[Updated with more frameworks and our experience so far with Loopback]
The Context for using Loopback for our application
One of the first things we do in a typical Node.js project is to pick the appropriate Node framework from the plenty of choices available. Current state of Node.js frameworks – Good: Lots of choices; Bad: No clear winner with a lot of momentum like Rails for Ruby.
We took a typical polyglot approach to a technology stack. The platform has 2 main components: one for intelligence (Data Crunching, Machine Learning, Text Analytics and so on). For this, we finalized a stack of LUIGI, Elastic search, Spark, R and Python with a little bit of MongoDB thrown in.
The second part of the platform is a typical business web application to expose output of the intelligent platform, business workflows etc.,
For this, we decided on Node.js because it lends itself well for micro-services architecture. Some of our UI is message driven. Having decided on Node.js, we needed a web application framework (if you are only looking for an API backend, there are other good options like http://senecajs.org/) for rapid application development. Some of our selection criteria were
We considered the following frameworks:
Unfortunately, in Node.js web framework landscape there is no one clear winner with mass adoption unlike for Rails for Ruby or Django for Python. There are a lot of fragmentation with each framework having some nice features but with very little adoption.
After the initial research, we quickly dropped Total.js and Koa.js because of considerations like lack of momentum, the strength of the organization behind it etc.
We quickly dropped mean.io and mean.js because they are tightly married to Angular and retrofitting React is a lot of work.
We gave more consideration to Meteor as it has nice features like:
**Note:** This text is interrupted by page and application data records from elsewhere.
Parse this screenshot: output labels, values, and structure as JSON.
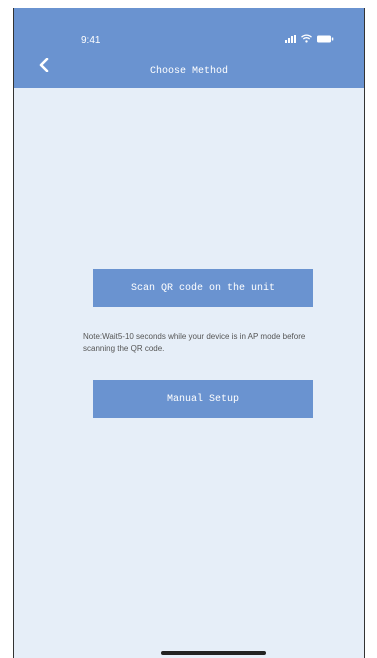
{
  "status_bar": {
    "time": "9:41",
    "icons": [
      "signal-icon",
      "wifi-icon",
      "battery-icon"
    ]
  },
  "nav": {
    "back_icon": "chevron-left-icon",
    "title": "Choose Method"
  },
  "main": {
    "scan_button_label": "Scan QR code on the unit",
    "note": "Note:Wait5-10 seconds while your device is in AP mode before scanning the QR code.",
    "manual_button_label": "Manual Setup"
  },
  "colors": {
    "accent": "#6a93d0",
    "background": "#e6eef8",
    "note_text": "#555555"
  }
}
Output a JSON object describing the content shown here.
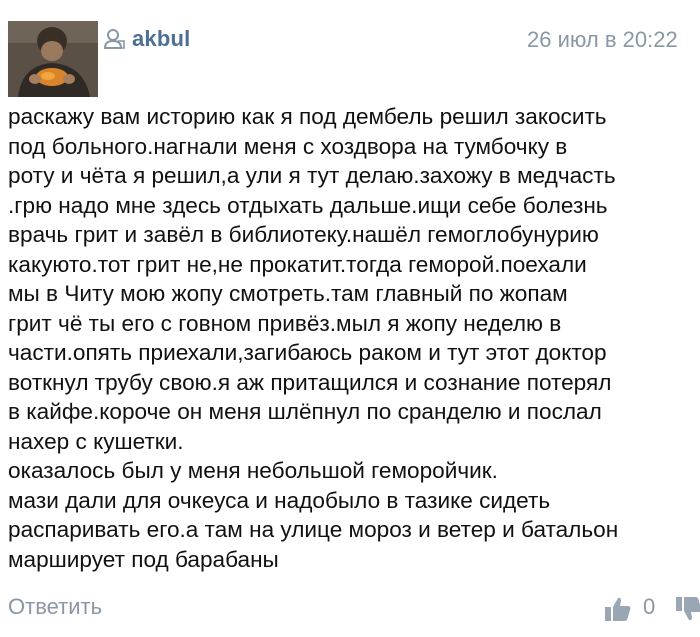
{
  "comment": {
    "author": "akbul",
    "timestamp": "26 июл в 20:22",
    "body_lines": [
      "раскажу вам историю как я под дембель решил закосить",
      "под больного.нагнали меня с хоздвора на тумбочку в",
      "роту и чёта я решил,а ули я тут делаю.захожу в медчасть",
      ".грю надо мне здесь отдыхать дальше.ищи себе болезнь",
      "врачь грит и завёл в библиотеку.нашёл гемоглобунурию",
      "какуюто.тот грит не,не прокатит.тогда геморой.поехали",
      "мы в Читу мою жопу смотреть.там главный по жопам",
      "грит чё ты его с говном привёз.мыл я жопу неделю в",
      "части.опять приехали,загибаюсь раком и тут этот доктор",
      "воткнул трубу свою.я аж притащился и сознание потерял",
      "в кайфе.короче он меня шлёпнул по сранделю и послал",
      "нахер с кушетки.",
      "оказалось был у меня небольшой геморойчик.",
      "мази дали для очкеуса и надобыло в тазике сидеть",
      "распаривать его.а там на улице мороз и ветер и батальон",
      "марширует под барабаны"
    ],
    "reply_label": "Ответить",
    "like_count": "0"
  },
  "icons": {
    "avatar": "user-photo",
    "author_icon": "user-icon",
    "like": "thumbs-up-icon",
    "dislike": "thumbs-down-icon"
  },
  "colors": {
    "author": "#4d6f96",
    "meta": "#8a97a6",
    "text": "#111111"
  }
}
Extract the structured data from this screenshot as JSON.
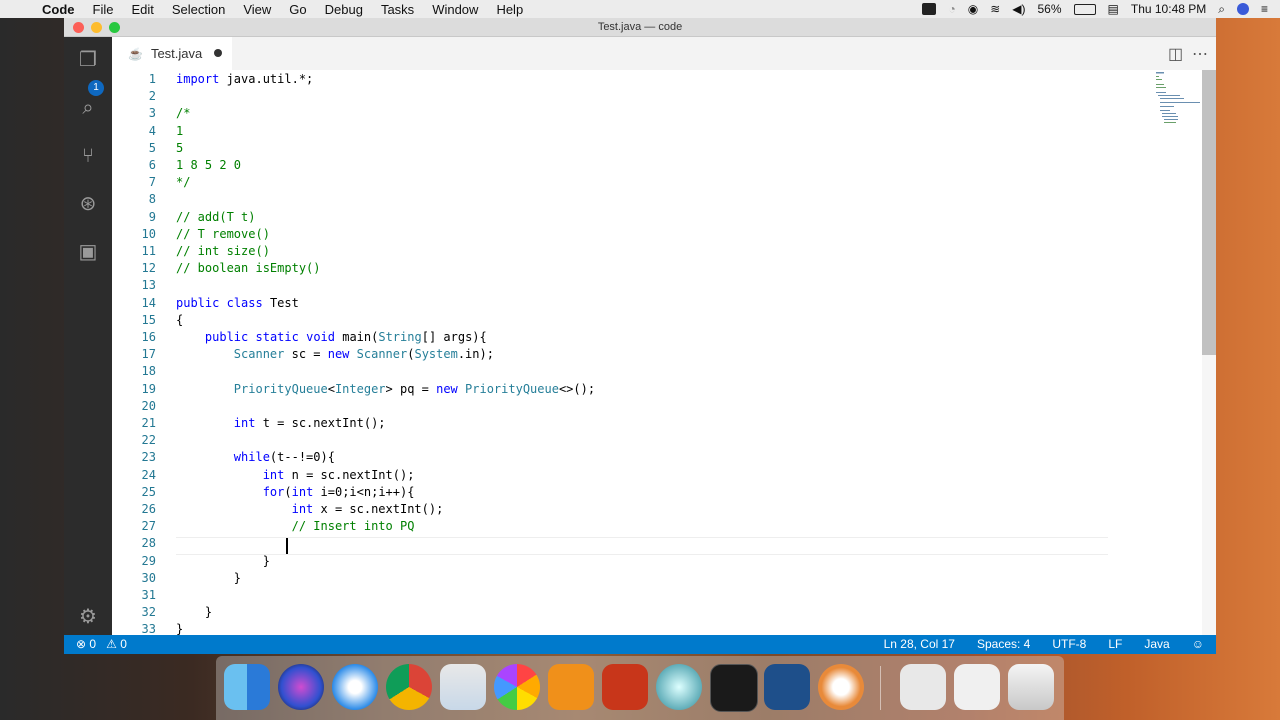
{
  "menubar": {
    "app": "Code",
    "items": [
      "File",
      "Edit",
      "Selection",
      "View",
      "Go",
      "Debug",
      "Tasks",
      "Window",
      "Help"
    ],
    "battery": "56%",
    "clock": "Thu 10:48 PM"
  },
  "window": {
    "title": "Test.java — code"
  },
  "activity": {
    "explorer_badge": "1"
  },
  "tab": {
    "label": "Test.java"
  },
  "code_lines": [
    {
      "n": "1",
      "t": "import java.util.*;"
    },
    {
      "n": "2",
      "t": ""
    },
    {
      "n": "3",
      "t": "/*"
    },
    {
      "n": "4",
      "t": "1"
    },
    {
      "n": "5",
      "t": "5"
    },
    {
      "n": "6",
      "t": "1 8 5 2 0"
    },
    {
      "n": "7",
      "t": "*/"
    },
    {
      "n": "8",
      "t": ""
    },
    {
      "n": "9",
      "t": "// add(T t)"
    },
    {
      "n": "10",
      "t": "// T remove()"
    },
    {
      "n": "11",
      "t": "// int size()"
    },
    {
      "n": "12",
      "t": "// boolean isEmpty()"
    },
    {
      "n": "13",
      "t": ""
    },
    {
      "n": "14",
      "t": "public class Test"
    },
    {
      "n": "15",
      "t": "{"
    },
    {
      "n": "16",
      "t": "    public static void main(String[] args){"
    },
    {
      "n": "17",
      "t": "        Scanner sc = new Scanner(System.in);"
    },
    {
      "n": "18",
      "t": ""
    },
    {
      "n": "19",
      "t": "        PriorityQueue<Integer> pq = new PriorityQueue<>();"
    },
    {
      "n": "20",
      "t": ""
    },
    {
      "n": "21",
      "t": "        int t = sc.nextInt();"
    },
    {
      "n": "22",
      "t": ""
    },
    {
      "n": "23",
      "t": "        while(t--!=0){"
    },
    {
      "n": "24",
      "t": "            int n = sc.nextInt();"
    },
    {
      "n": "25",
      "t": "            for(int i=0;i<n;i++){"
    },
    {
      "n": "26",
      "t": "                int x = sc.nextInt();"
    },
    {
      "n": "27",
      "t": "                // Insert into PQ"
    },
    {
      "n": "28",
      "t": ""
    },
    {
      "n": "29",
      "t": "            }"
    },
    {
      "n": "30",
      "t": "        }"
    },
    {
      "n": "31",
      "t": ""
    },
    {
      "n": "32",
      "t": "    }"
    },
    {
      "n": "33",
      "t": "}"
    }
  ],
  "statusbar": {
    "errors": "0",
    "warnings": "0",
    "position": "Ln 28, Col 17",
    "spaces": "Spaces: 4",
    "encoding": "UTF-8",
    "eol": "LF",
    "language": "Java"
  },
  "dock": {
    "apps": [
      "finder-icon",
      "siri-icon",
      "safari-icon",
      "chrome-icon",
      "preview-icon",
      "photos-icon",
      "ibooks-icon",
      "powerpoint-icon",
      "network-icon",
      "terminal-icon",
      "vscode-icon",
      "flower-app-icon",
      "documents-icon",
      "chrome-window-icon",
      "trash-icon"
    ]
  },
  "colors": {
    "statusbar": "#007acc",
    "activitybar": "#2c2c2c",
    "keyword": "#0000ff",
    "type": "#267f99",
    "comment": "#008000",
    "linenumber": "#237893"
  }
}
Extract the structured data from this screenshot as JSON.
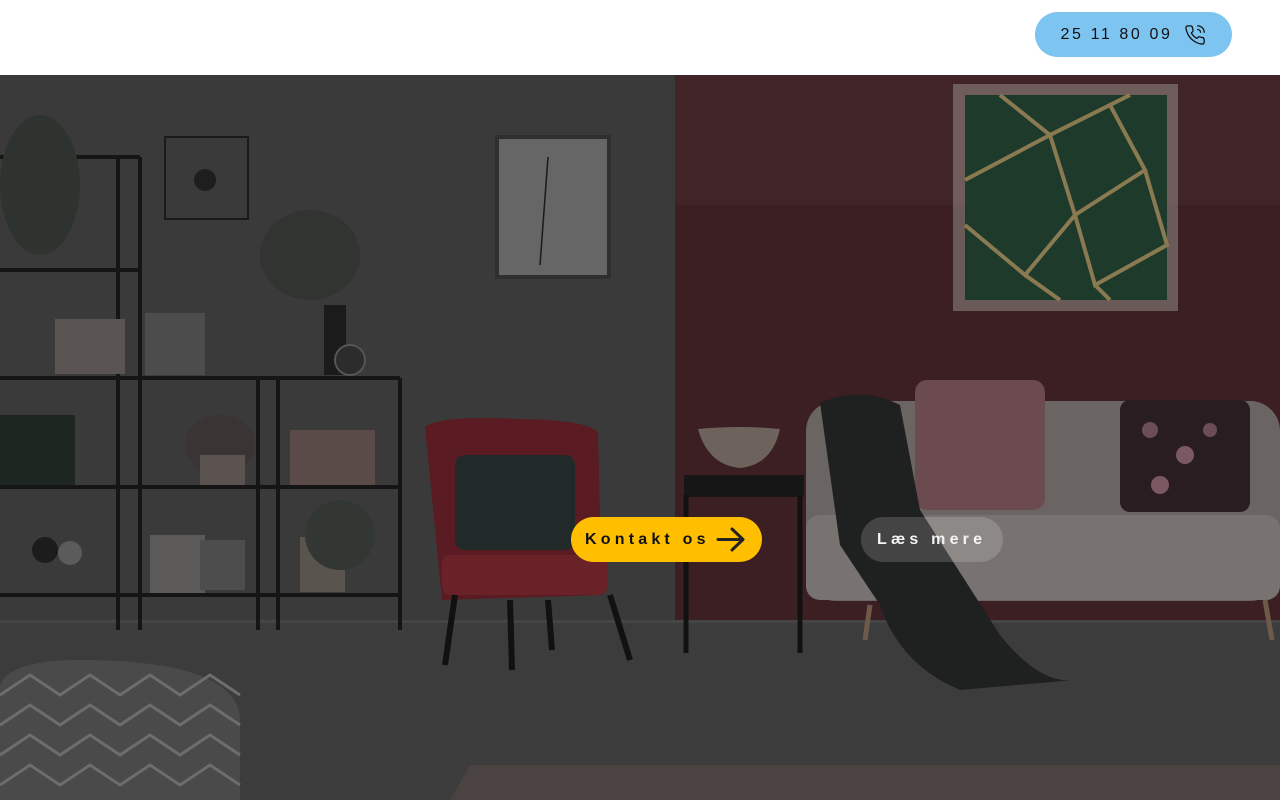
{
  "header": {
    "phone_number": "25 11 80 09",
    "phone_icon": "phone-icon"
  },
  "hero": {
    "primary_cta": {
      "label": "Kontakt os",
      "icon": "arrow-right-icon",
      "color": "#ffbf00"
    },
    "secondary_cta": {
      "label": "Læs mere"
    }
  },
  "colors": {
    "phone_button": "#7ec4f0",
    "accent_yellow": "#ffbf00",
    "header_bg": "#ffffff"
  }
}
But dropped it because the choice meant that we couldn’t have a pure Node.js runtime. Besides it was too opinionated, doesn’t play nice with non-meteor specific third party components. Also, the front end was not switchable.
Then it boiled down to Sails and Loopback. Sails had the most adoption and Loopback had the most recent momentum.
We picked Sails because of the maturity, adoption, good documentation, availability of many useful plugins and our developer knowledge.
5438 commits, 23 branches, 173 releases, 195 contributors
1705 commits, 44 branches, 95 releases, 62 contributors
But quickly switched to Loopback because of 2 events.
The Sails team have fragmented with most of the developers going to start a competing framework Trails.js (read this discussion: shit hit the roof. Also, though Sails had some decent GitHub statistics when we delve deeper most of it turned to be cosmetic changes like readme updates.
Finally, we decided to go with Loopback:
IBM has acquired StrongLoop which will only increase the commitment to the commercial suite of products and keep the dedicated team working on Loopback funded. And IBM has a good track record of contributing to open source projects like Apache Spark, Cloud foundry etc.
Our experience so far with Loopback:
Loopback has mostly lived up to its promise and it’s easy to roll out REST endpoints. But the pace of new features is not as fast as we thought. For instance, the new features in 3.0 release are mostly incremental – https://loopback.io/doc/en/lb3/3.0-Release-Notes.html.
Also, support has been fairly slow. Since Loopback does not have inbuilt multitenancy support, we created the functionality and gave pull request and still waiting.
More choices now:
Some of the other frameworks that caught our attention since then:
If you are planning on Microservices from get go, Seneca is a great framework.
Good breadth of functionality out of the box and very Rails like.
“Originally posted at PipeCandy by Murali Vivekanandan”